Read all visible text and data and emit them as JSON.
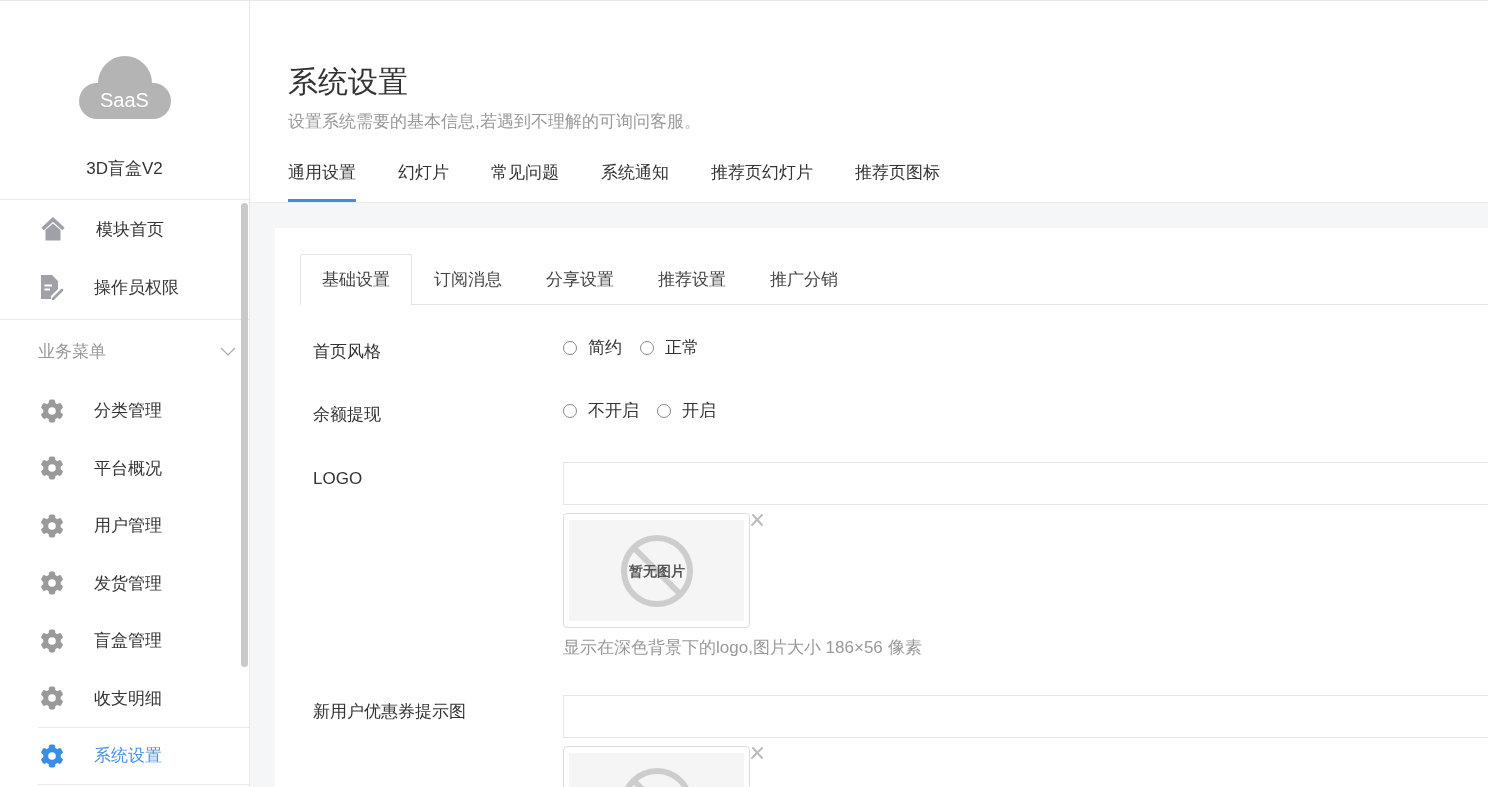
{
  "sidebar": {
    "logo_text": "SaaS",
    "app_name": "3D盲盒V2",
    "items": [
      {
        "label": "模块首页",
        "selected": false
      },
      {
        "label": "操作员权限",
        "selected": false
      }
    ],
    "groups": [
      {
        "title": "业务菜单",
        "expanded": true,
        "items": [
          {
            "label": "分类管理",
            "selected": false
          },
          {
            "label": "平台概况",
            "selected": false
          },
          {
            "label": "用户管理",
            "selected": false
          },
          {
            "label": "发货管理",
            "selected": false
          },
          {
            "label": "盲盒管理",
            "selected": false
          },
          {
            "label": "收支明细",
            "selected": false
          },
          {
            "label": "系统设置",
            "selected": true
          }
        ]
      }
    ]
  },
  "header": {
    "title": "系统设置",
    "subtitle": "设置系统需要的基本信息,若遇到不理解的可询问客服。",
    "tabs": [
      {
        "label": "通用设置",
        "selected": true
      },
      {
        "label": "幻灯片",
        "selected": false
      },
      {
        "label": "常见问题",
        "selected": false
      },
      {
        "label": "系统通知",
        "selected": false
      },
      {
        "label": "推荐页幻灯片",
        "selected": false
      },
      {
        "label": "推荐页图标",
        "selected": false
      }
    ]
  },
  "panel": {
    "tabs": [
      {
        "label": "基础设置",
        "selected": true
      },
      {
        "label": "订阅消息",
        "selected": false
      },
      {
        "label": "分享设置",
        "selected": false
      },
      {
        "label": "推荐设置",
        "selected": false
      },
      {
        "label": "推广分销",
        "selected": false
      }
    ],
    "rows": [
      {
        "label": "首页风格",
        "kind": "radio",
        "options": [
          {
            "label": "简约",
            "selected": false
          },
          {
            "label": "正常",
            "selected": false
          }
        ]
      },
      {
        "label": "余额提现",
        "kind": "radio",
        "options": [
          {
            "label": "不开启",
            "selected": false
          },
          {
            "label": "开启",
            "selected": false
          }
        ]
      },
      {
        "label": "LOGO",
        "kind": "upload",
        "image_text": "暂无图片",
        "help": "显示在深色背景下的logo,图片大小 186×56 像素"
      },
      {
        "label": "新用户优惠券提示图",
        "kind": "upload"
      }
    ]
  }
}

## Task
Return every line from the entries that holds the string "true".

## Exercise output
        "expanded": true,
            "selected": true
        "selected": true
        "selected": true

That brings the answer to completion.